“An eligible home would benefit from the protections under the warranty (i.e., deposit protection, delayed closing, constructions warranties, etc.),” said Andrew Donnachie, manager of media and stakeholder relations with Tarion, the Ontario home warranty provider. Tarion’s most relevant protection in the Bradley case is deposit protection: up to $40,000 would be covered so long as a tiny home meets “minimum requirements for a residential dwelling under the Ontario Building Code.” However, in order for a buyer to get those protections “the vendor and/or builder of the home would need to be licensed by the HCRA.”
That puts the tiny home community in a catch-22: many don’t want to deal with the red tape of Tarion and HCRA, but without regulation their clients are exposed to huge amounts of risk.
“It does create quite a lot of confusion for the consumer who doesn’t know these things, and really … shouldn’t be expected to. That’s why we have Tarion and home warranties,” said Andrew Jia, a lawyer who is representing Ms. Bradley and Mr. Hughes. “This is a new space that the government needs to take a long hard look at.”
There aren’t many builders of tiny homes in operation in Ontario, but Daniel Ott of True North Tiny Homes, Inc., said he has delivered about 25 of them and he has no interest in getting a HCRA licence.
“I don’t think that’s needed or wanted,” Mr. Ott said. “Some of the building permits I’ve had over the years have taken four years or more … because of how convoluted the rules are and how many different authorities are involved.

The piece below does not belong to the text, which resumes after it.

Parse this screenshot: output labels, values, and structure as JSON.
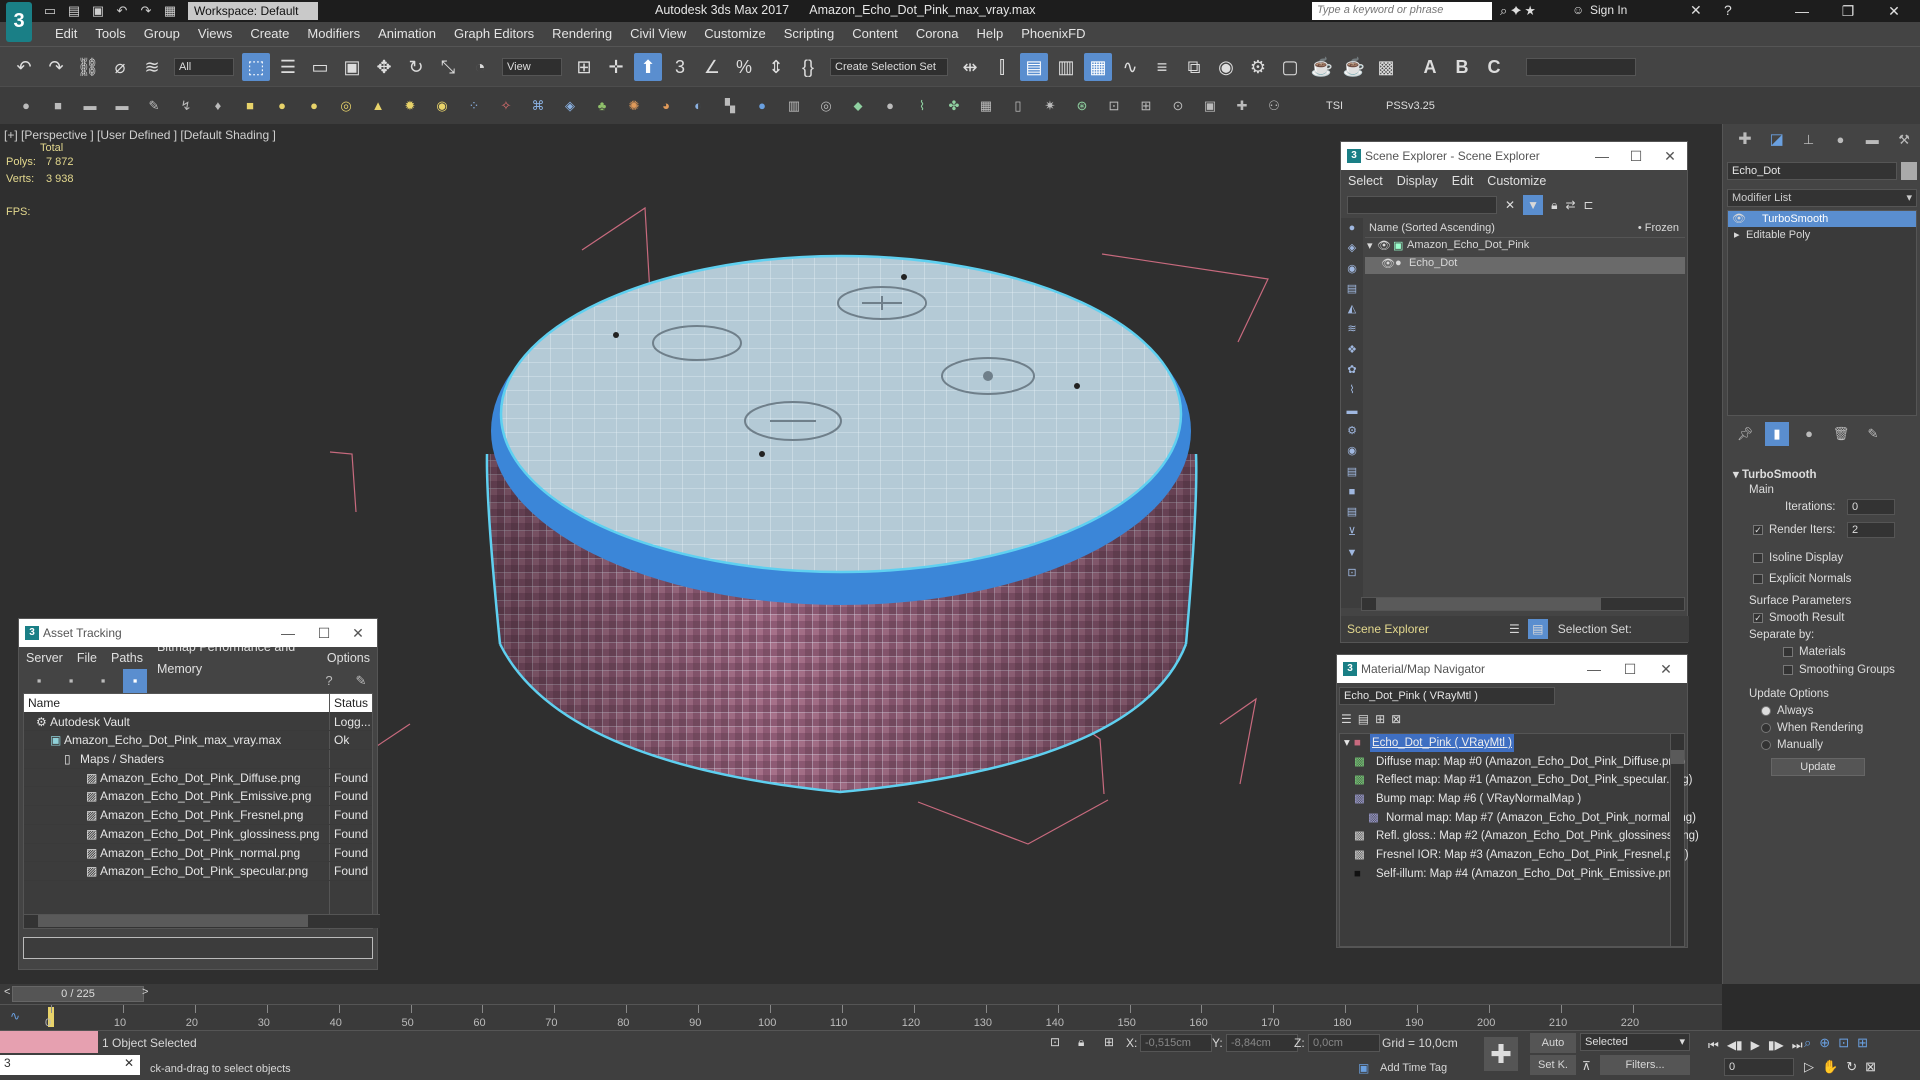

So, to add another authority to that mix is just ludicrous.”
Ms. Bradley actually consulted with Mr. Ott before finding Mr. Bradley’s Tiny Creek company in a Google search. As a former homeowner struggling to afford a new home in the booming market of 2021 she was against red tape too, once.
“I would have said that before, but please, add the red tape: people are getting their shirts stolen without it,” she said. “We’re talking to you from my parents basement, we gave up the place we were renting. All of our dreams are gone, we will be basically paying back high-interest loans for the rest of our lives.”
Bianca Metz owns her own tiny home and through her consulting services for the tiny-curious she has become something of a spokesperson for the industry. Her advice is to hire a traditional HCRA registered builder who has experience building garden suites or other so-called additional dwelling units (ADUs). “Those builders will be Tarion certified, they will have a track record; those are the low-hanging fruit to do this safely,” she said.
But Mr. Ott warns that if government were to tighten the rules to cover manufactured home builders such as himself it will just drive the industry underground.
“It just makes the honest people have to go through more paperwork and, and the people who weren’t … they’re still gonna somehow scam people into buying from them,” he said. “They would say ‘Forget that new rule, I’m just going to start doing work for cash now,’ because they just can’t deal with more rules.”